(PROVIDED ENTRIES Opens)
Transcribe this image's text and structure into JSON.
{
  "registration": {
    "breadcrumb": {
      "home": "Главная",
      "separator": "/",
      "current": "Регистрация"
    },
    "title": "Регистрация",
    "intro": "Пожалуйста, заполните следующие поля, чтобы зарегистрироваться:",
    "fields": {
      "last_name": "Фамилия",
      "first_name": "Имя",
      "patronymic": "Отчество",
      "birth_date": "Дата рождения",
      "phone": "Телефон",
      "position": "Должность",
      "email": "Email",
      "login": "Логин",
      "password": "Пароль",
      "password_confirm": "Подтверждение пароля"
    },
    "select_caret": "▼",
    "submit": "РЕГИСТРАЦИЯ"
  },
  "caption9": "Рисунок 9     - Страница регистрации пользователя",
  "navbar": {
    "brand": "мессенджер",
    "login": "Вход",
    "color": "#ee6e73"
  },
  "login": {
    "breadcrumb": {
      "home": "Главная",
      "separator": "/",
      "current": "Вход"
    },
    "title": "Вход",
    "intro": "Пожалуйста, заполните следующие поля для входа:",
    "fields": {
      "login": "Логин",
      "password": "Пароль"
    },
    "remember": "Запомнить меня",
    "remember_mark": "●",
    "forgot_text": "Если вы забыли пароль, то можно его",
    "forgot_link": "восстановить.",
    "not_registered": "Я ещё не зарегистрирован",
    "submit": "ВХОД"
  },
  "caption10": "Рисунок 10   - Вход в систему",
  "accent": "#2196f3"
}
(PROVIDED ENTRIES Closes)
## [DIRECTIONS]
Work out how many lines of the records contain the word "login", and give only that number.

## [ANSWER TO THE PROBLEM]
4